What lines in the entries hold the string "icon"? List them.

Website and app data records
+++++

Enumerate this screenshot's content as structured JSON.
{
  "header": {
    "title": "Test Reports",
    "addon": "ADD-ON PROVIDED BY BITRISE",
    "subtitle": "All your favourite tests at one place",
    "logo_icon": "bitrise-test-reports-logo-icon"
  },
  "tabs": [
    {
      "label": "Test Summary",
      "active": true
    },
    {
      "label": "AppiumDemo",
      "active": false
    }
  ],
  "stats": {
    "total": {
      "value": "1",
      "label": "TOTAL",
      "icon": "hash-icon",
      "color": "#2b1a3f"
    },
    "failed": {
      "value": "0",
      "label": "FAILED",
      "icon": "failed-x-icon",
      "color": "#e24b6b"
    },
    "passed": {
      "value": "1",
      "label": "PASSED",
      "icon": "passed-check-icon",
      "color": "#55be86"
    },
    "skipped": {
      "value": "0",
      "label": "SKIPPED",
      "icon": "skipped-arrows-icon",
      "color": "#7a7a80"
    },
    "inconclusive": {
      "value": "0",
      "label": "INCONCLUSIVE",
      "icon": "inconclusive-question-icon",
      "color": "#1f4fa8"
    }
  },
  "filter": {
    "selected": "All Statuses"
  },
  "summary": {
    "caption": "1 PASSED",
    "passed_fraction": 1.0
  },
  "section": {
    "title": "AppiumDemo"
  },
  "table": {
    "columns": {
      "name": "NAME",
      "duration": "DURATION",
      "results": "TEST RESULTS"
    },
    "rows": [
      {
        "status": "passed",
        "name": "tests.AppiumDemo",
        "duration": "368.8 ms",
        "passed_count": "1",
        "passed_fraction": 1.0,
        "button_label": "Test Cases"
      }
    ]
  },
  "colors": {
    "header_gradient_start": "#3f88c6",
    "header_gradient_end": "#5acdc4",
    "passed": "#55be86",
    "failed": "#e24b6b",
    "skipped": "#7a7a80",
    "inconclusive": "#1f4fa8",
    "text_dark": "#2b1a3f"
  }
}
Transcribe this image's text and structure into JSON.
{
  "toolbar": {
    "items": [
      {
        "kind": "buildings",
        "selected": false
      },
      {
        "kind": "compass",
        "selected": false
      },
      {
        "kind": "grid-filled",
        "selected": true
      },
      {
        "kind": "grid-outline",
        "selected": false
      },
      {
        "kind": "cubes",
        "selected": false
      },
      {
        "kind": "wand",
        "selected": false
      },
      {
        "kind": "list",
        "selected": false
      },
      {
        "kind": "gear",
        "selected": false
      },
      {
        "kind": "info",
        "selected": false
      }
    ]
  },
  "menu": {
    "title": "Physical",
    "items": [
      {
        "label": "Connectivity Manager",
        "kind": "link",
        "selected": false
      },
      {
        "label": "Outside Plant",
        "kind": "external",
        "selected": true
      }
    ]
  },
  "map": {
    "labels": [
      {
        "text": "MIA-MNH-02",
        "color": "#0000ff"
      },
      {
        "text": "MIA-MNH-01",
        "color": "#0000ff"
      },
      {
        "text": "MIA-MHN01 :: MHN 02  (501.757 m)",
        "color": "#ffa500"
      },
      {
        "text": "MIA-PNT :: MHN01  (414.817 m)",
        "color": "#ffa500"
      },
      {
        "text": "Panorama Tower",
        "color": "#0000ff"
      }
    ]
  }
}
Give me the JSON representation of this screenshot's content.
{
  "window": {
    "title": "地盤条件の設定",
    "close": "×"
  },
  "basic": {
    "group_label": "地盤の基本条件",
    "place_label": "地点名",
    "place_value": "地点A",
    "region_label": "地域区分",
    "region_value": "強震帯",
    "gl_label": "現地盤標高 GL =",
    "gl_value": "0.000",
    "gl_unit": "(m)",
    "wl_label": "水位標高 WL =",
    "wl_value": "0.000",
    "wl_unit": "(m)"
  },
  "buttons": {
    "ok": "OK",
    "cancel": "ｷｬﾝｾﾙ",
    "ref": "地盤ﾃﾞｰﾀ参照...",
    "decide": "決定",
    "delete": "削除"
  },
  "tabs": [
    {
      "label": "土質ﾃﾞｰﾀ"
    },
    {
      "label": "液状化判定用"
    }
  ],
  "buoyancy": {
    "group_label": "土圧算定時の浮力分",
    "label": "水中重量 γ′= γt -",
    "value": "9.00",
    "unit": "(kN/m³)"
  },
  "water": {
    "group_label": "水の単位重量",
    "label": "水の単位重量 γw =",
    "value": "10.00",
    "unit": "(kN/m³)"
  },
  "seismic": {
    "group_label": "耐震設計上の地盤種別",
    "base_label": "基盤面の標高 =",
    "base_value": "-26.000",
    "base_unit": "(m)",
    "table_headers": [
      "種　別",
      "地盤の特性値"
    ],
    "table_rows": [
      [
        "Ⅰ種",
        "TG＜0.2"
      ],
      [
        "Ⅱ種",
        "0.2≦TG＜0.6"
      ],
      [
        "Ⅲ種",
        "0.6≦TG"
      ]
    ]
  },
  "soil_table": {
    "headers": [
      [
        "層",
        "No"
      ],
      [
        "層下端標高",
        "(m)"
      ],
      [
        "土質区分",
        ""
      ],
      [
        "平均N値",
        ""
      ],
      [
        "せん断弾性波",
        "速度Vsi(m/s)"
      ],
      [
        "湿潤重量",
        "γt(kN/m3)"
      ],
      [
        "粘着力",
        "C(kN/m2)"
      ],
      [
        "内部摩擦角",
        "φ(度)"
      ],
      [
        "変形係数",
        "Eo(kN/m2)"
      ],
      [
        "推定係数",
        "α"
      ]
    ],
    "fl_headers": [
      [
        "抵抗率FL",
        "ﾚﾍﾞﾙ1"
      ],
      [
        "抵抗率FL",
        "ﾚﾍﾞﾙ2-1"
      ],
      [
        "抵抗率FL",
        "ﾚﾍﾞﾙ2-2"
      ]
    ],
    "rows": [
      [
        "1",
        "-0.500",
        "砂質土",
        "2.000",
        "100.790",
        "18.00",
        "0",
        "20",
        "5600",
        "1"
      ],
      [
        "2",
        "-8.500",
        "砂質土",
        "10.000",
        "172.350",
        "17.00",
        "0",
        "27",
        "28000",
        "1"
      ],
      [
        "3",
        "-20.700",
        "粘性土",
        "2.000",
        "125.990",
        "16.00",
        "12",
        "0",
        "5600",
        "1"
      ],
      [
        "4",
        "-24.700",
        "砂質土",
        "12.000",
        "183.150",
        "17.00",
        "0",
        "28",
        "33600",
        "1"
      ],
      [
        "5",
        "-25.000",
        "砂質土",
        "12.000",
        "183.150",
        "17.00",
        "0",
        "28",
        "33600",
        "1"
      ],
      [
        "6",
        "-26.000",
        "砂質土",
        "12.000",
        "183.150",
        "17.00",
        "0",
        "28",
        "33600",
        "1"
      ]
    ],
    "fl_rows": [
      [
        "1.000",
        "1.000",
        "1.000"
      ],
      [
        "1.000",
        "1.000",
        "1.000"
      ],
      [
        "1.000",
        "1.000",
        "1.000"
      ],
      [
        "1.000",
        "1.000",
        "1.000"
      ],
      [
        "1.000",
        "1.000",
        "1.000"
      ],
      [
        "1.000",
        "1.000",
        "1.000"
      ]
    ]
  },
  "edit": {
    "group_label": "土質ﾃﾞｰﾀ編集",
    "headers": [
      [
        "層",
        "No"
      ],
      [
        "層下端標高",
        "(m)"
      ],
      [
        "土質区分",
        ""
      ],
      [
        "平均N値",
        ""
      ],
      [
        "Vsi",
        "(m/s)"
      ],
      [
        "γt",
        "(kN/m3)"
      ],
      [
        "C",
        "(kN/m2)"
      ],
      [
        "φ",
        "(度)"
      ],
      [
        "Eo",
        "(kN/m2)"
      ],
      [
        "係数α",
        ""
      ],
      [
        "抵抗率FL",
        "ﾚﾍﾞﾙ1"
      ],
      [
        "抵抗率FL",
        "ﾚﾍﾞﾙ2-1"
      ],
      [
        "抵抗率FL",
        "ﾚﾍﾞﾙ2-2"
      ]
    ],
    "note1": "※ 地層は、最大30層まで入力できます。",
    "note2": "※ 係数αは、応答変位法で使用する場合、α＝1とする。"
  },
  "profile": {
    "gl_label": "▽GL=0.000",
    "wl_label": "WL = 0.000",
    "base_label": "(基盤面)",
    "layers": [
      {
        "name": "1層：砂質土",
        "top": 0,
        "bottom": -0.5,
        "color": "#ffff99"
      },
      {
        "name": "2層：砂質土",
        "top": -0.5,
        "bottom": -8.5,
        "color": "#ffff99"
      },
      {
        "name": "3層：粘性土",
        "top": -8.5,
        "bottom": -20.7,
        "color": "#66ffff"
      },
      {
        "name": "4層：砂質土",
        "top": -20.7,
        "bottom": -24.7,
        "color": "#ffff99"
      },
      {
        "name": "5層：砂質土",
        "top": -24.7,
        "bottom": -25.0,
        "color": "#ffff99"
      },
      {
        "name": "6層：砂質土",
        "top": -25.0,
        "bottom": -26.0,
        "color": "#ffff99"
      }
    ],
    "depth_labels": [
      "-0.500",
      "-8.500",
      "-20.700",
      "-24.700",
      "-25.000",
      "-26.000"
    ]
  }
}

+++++

> Response to this exercise:
    "logo_icon": "bitrise-test-reports-logo-icon"
      "icon": "hash-icon",
      "icon": "failed-x-icon",
      "icon": "passed-check-icon",
      "icon": "skipped-arrows-icon",
      "icon": "inconclusive-question-icon",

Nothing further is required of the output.